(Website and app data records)
#####
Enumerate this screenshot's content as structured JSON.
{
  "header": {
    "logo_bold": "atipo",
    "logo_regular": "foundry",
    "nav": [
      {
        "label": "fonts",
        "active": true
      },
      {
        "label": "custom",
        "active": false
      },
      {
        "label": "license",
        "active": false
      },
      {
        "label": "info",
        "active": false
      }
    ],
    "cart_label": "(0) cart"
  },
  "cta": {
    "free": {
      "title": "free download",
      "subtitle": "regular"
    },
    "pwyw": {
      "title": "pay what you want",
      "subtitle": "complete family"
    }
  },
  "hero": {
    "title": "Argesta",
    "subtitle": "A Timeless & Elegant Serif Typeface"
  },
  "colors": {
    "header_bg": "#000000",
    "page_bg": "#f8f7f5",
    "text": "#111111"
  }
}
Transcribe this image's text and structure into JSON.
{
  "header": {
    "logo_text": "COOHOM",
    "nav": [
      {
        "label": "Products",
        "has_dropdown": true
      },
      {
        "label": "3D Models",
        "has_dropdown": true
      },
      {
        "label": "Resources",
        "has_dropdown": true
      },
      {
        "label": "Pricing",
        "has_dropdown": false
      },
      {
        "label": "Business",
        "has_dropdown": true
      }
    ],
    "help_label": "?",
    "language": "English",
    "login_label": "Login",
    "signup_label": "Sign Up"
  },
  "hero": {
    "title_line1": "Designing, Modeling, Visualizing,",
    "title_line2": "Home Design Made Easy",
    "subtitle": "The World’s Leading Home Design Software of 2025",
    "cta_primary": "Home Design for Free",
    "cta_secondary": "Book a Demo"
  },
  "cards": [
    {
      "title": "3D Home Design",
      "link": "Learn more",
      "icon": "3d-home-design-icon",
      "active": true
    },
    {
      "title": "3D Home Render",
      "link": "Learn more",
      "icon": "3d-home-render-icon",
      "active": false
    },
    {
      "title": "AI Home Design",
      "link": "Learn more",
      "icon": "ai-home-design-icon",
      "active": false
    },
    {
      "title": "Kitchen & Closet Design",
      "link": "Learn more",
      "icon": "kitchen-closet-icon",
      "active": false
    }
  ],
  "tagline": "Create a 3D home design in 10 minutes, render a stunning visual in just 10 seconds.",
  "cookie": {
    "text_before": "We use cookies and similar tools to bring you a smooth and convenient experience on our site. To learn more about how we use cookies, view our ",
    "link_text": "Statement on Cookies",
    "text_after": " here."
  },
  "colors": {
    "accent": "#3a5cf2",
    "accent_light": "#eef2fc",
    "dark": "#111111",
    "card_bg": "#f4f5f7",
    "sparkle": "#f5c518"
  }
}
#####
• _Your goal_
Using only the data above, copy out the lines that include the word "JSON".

• _Result_
Enumerate this screenshot's content as structured JSON.
Transcribe this image's text and structure into JSON.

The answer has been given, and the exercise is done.